DIRECTIONS
Scan the listing below. Report each line that includes "this".

------------------------------------------------

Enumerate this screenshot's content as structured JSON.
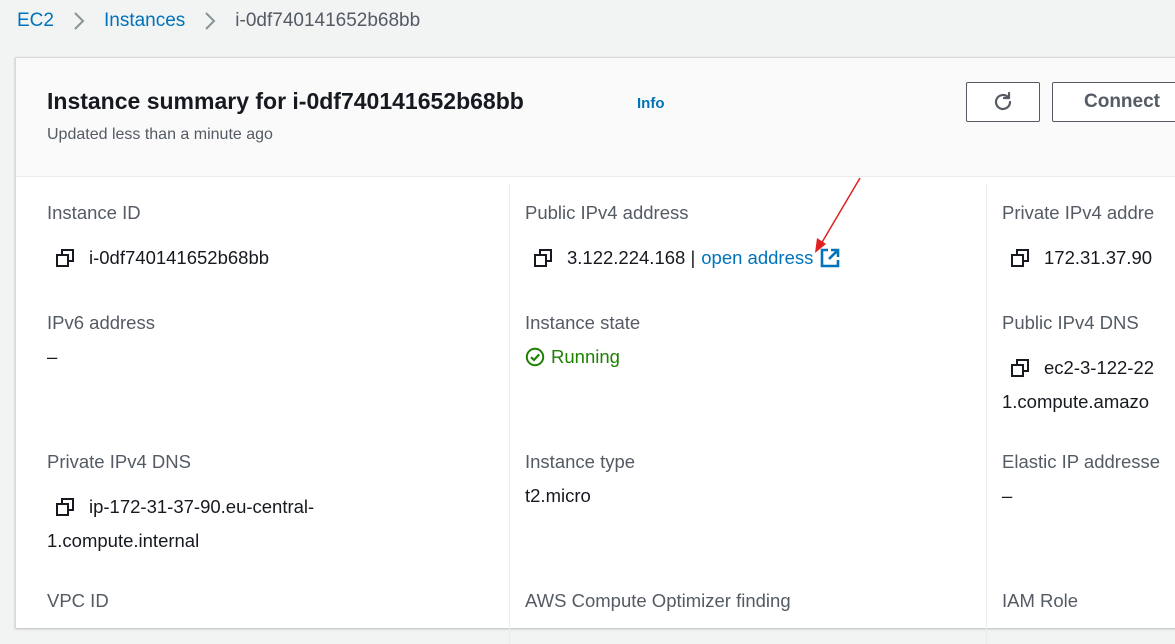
{
  "breadcrumb": {
    "items": [
      {
        "label": "EC2"
      },
      {
        "label": "Instances"
      },
      {
        "label": "i-0df740141652b68bb"
      }
    ]
  },
  "header": {
    "title": "Instance summary for i-0df740141652b68bb",
    "info_label": "Info",
    "subtitle": "Updated less than a minute ago",
    "refresh_icon": "refresh-icon",
    "connect_label": "Connect"
  },
  "fields": {
    "instance_id": {
      "label": "Instance ID",
      "value": "i-0df740141652b68bb"
    },
    "public_ipv4": {
      "label": "Public IPv4 address",
      "value": "3.122.224.168 |",
      "link": "open address"
    },
    "private_ipv4": {
      "label": "Private IPv4 addre",
      "value": "172.31.37.90"
    },
    "ipv6": {
      "label": "IPv6 address",
      "value": "–"
    },
    "instance_state": {
      "label": "Instance state",
      "value": "Running"
    },
    "public_dns": {
      "label": "Public IPv4 DNS",
      "value_line1": "ec2-3-122-22",
      "value_line2": "1.compute.amazo"
    },
    "private_dns": {
      "label": "Private IPv4 DNS",
      "value_line1": "ip-172-31-37-90.eu-central-",
      "value_line2": "1.compute.internal"
    },
    "instance_type": {
      "label": "Instance type",
      "value": "t2.micro"
    },
    "elastic_ip": {
      "label": "Elastic IP addresse",
      "value": "–"
    },
    "vpc_id": {
      "label": "VPC ID"
    },
    "optimizer": {
      "label": "AWS Compute Optimizer finding"
    },
    "iam_role": {
      "label": "IAM Role"
    }
  },
  "colors": {
    "link": "#0073bb",
    "running": "#1d8102",
    "annotation_arrow": "#e02020"
  }
}
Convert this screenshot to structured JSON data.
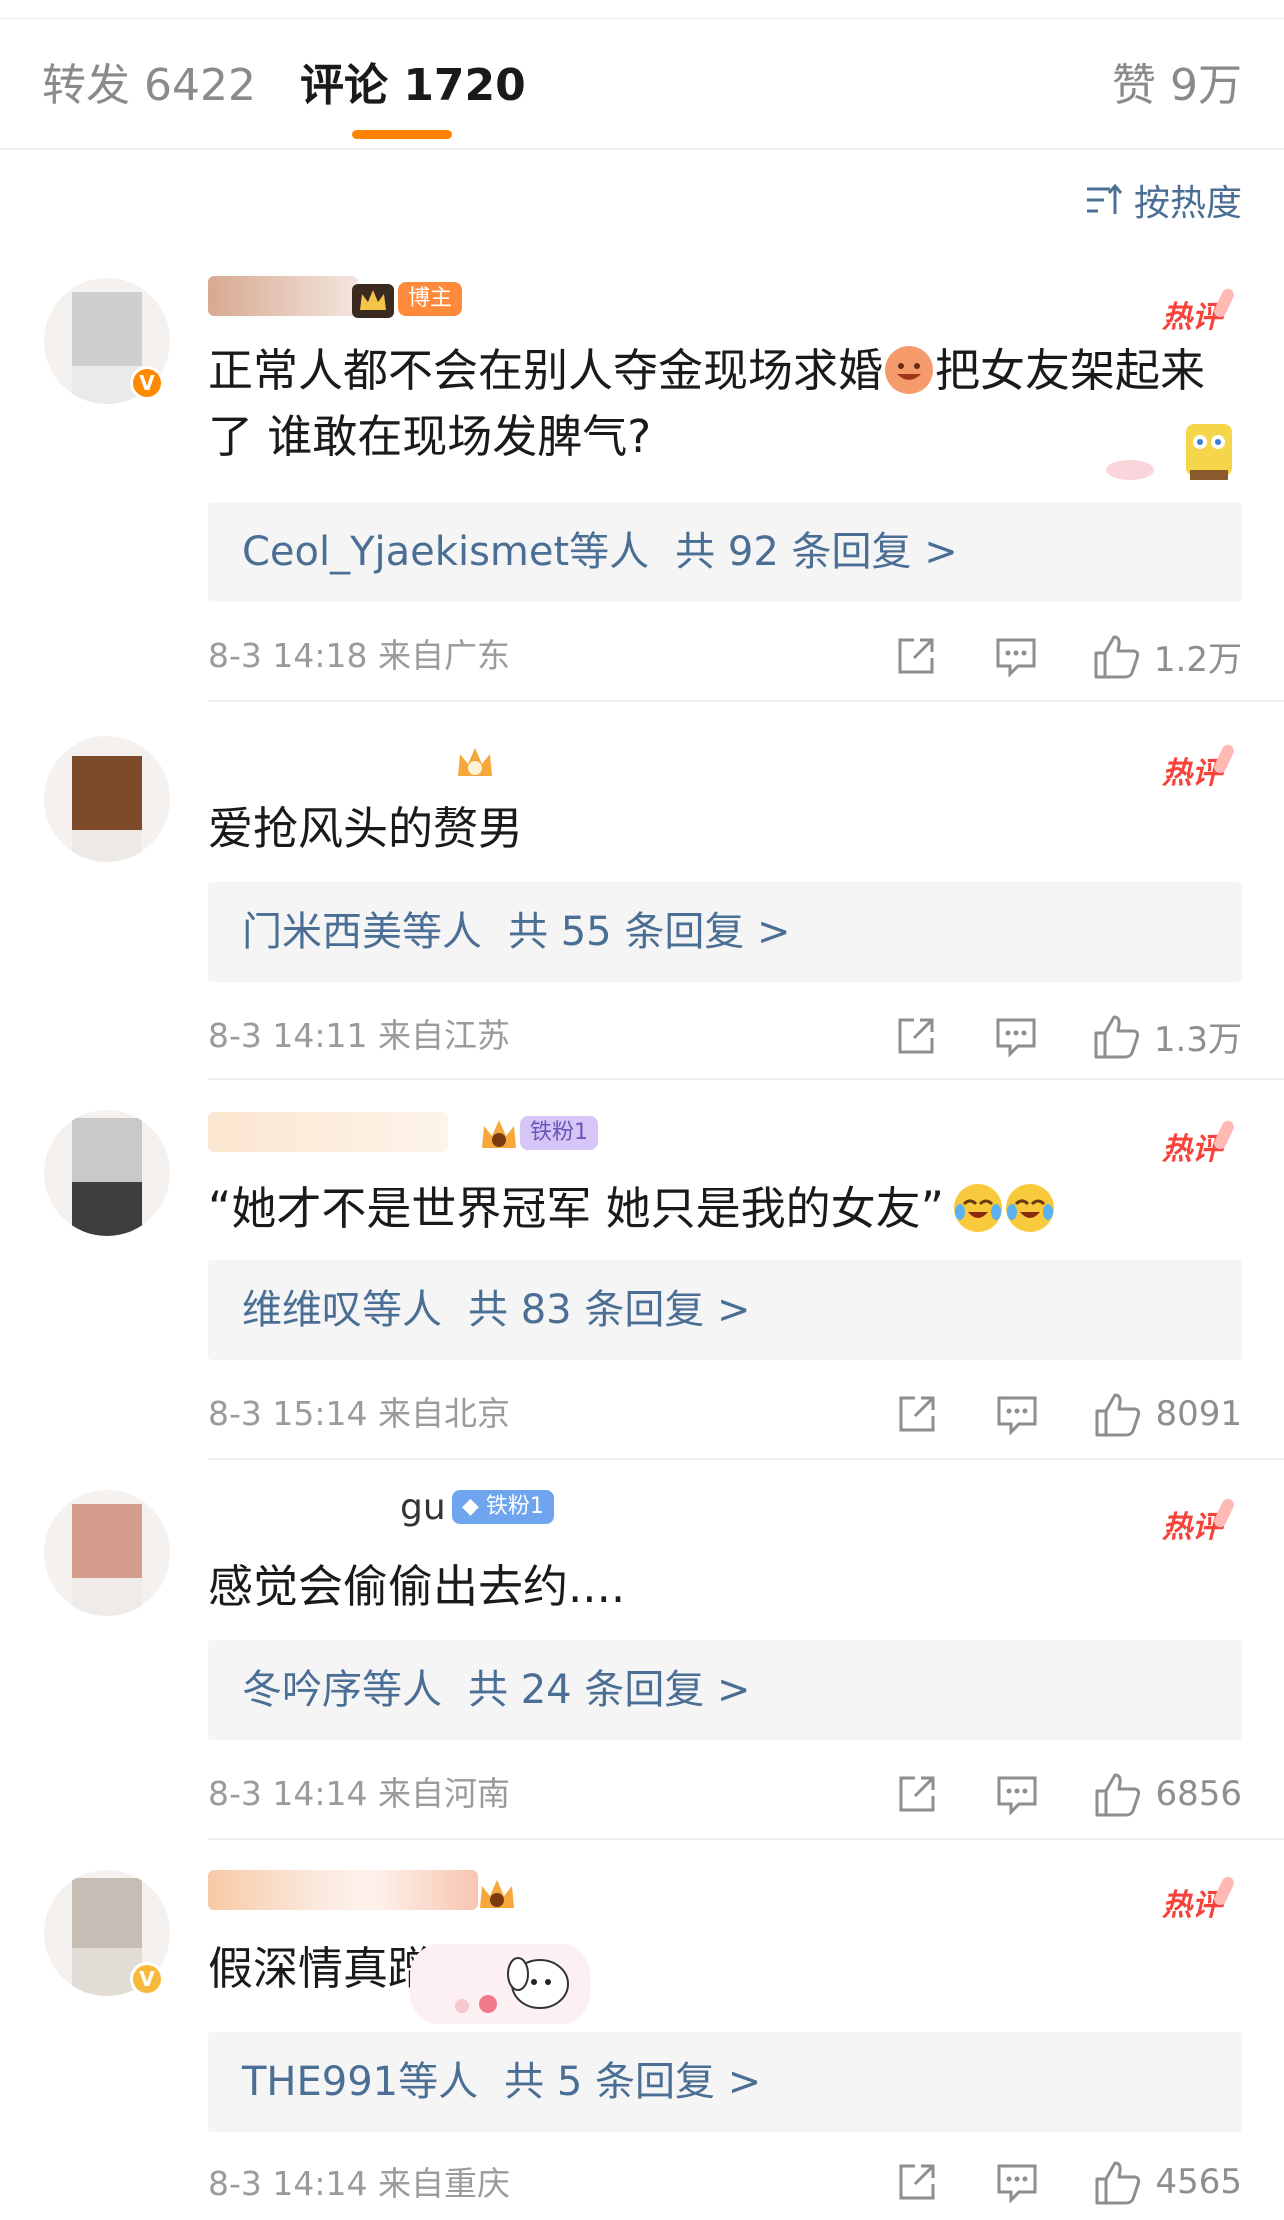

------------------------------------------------

RESPONSE BELOW
Enumerate this screenshot's content as structured JSON.
Convert this screenshot to structured JSON data.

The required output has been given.